Paul’s overarching goal in these letters to Timothy was to safeguard the apostolic gospel and ensure it was passed on accurately to the next generation. Along with that was a concern to preserve order and harmony so that the church could have a good witness to outsiders. Both of these goals would have been thwarted if the unlearned women in Ephesus usurped authority from the men after the manner of the Artemis cult.
The fact that the women in Ephesus in particular were susceptible to the false teaching going around is evident from 2 Timothy 3:6-7. All of this points us toward seeing Paul’s instructions as addressing a very specific cultural situation. Not all women at all times and places share the same lack of education that allows them to fall prey to false teaching (unless we want to assert that all women are inherently more gullible or less intelligent than men, which is simply not true — we’ll talk more about that idea in a future post, since it factors in to discussions of later church traditions!).
Drawing Some Conclusions
We’ve looked at the cultural context of 1 Timothy, the unusual vocabulary Paul uses in his instructions to women, and the fact that Scripture elsewhere commends women in high levels of ministry leadership.
Putting all these factors together points us to the conclusion that in 1 Timothy 2:11-15 Paul was addressing a specific, local situation rather than giving universal, timeless instruction.

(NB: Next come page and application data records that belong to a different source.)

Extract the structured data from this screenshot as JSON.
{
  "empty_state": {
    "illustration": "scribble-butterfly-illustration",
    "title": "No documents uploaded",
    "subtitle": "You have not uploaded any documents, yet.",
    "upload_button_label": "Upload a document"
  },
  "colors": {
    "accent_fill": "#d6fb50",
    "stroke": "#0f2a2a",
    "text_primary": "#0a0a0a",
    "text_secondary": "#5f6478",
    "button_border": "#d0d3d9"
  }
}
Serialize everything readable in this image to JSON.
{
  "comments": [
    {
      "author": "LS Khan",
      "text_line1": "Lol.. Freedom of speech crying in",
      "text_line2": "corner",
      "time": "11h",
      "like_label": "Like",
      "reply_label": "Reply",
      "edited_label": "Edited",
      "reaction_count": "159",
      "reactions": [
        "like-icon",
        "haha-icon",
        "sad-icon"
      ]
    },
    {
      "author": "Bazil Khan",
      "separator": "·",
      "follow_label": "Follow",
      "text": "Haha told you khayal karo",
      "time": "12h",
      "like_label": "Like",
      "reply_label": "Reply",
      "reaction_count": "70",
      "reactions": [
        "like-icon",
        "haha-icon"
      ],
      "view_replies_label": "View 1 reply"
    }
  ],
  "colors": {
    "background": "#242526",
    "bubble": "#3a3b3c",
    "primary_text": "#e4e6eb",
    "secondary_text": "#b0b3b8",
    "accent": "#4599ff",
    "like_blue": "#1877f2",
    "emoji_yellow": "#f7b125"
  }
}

Here’s how I now understand Paul’s words in this passage: Paul wants the women in Timothy’s congregations to be allowed to learn God’s word so that they will be prepared against falsehood. They are to learn with a respectful attitude, and not be disruptive. Because of their lack of education they shouldn’t be teaching yet, much less usurping authority over the men (after the manner of Artemis’ followers). This danger prompts Paul to cite the story of Adam and Eve as a corrective — Woman wasn’t made first; Adam was. The first woman was actually deceived, serving as an archetype for any woman who gives in to false teaching. And the Ephesian Christian women who stayed faithful to living out the gospel could be assured of protection through childbirth — no need to go back to a false religion for help.
The implication of all this is that 1 Timothy 2:11-15 should not be used as a proof-text for prohibiting gifted, mature Christian women from serving in any level of ministry.
This was not a conclusion I came to flippantly, nor was it because of any “hidden agenda” or desire for political correctness. It was the result of prayerful study, patient dialogue with other Jesus-loving believers, and most of all just me paying more attention to how Scripture holds up women as equal to men in Christ (see Galatians 3:28) and mentions them serving as apostles and deaconesses!
Perhaps you disagree. There are a lot of other important questions and objections that might be coming to your mind; questions like: How does all of this pertain to the roles of husbands and wives? What about other passages that talk about women’s roles? Why did Christ only appoint men to be his twelve apostles? Are we sure there wasn’t hierarchy before the Fall of humanity?
I had to wrestle with these questions myself, so I do want to address them. But this post has gone on long enough, so that will be my focus in the next one!
In the meantime, though, my hope is that all of this will encourage you to keep looking at the text of Scripture and keep seeking God’s heart on the matter. Don’t just take my word for it.
See you down the path.